However, the firm should ensure that there is no double counting and its adopted approach should be applied consistently. Any change in approach should be effected promptly (i.e. within 3 months) after the relevant change in investment decision-making that resulted in such change in approach. The Short Selling Guidelines also recognise the possibility of disclosing short sell orders at trading desk level and reporting short positions at legal entity level – however, this will depend on the individual firm's internal arrangements and operational processes.


Fund Manager and Trustee reporting


If an investor uses multiple fund managers and each holds a discretionary portfolio, the Short Selling Regulations also contemplate flexibility to report at the fund manager level. This is on the basis that it may be impracticable for the investor to aggregate data across all fund managers but, at the fund manager level, the fund manager ought to be able to report for the investor.

Similarly, if a trustee acts as a trustee for multiple trusts which are managed by one or more fund managers, the Short Selling Regulations also contemplate flexibility to report at the trust level. Unlike the investor scenario, a fund manager should not aggregate across the trusts it manages when it determines a short sell order or a short position. 


Conclusions


The Short Selling Regulations will come into force in 4 months so market participants should start familiarising themselves with the content of the rules and the exemptions, and consider how it will comply with the disclosure and reporting obligations. 

In particular, there will be various action points and implementation decision-making processes, including:


  • working out when is a sell order a "short sell order" and how to determine "short positions";

  • working out how to perform the relevant calculations to determine whether the short position threshold has been breached;

  • applying to the MAS to be registered as an account holder of the SPRS;
  • having in place the operational processes to monitor and disclose short sell orders/report short positions in a timely fashion; 

  • considering whether to disclose/report at a trading desk level, fund manager level or trust level (as applicable) or on an aggregate basis; and

  • setting up the infrastructure to report short positions (i.e. creating the necessary user accounts (e.g. how many, at what level, etc.) , familiarising with the functionalities of the SPRS, making one or more test submissions of the SPRF, etc.).


If you would like to discuss any aspect of the Short Selling Regulations or require advice in this regard, feel free to reach out to any of your Ashurst contacts.

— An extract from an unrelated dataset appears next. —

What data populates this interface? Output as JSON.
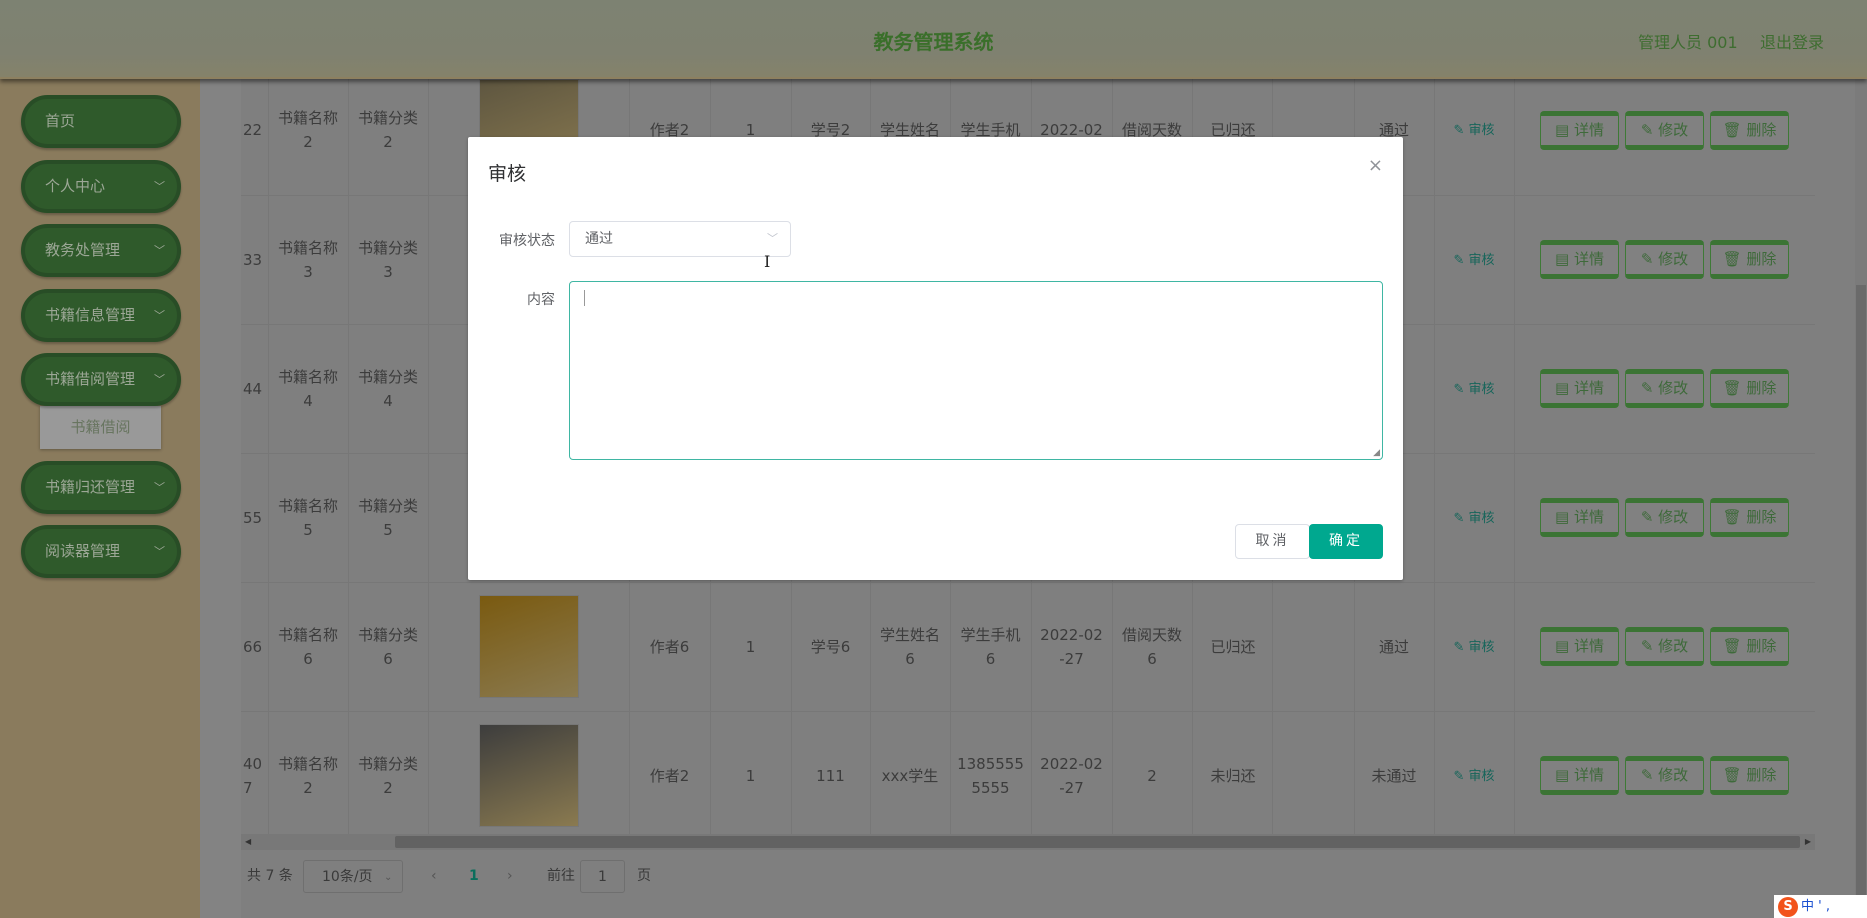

This publication is not intended to be a comprehensive review of all developments in the law and practice, or to cover all aspects of those referred to. Readers should take legal advice before applying the information contained in this publication to specific issues or transactions.

Patrick Phua
Director
T +65 6334 2880
patrick.phua@ashurst-adtlaw.com

31 May 2018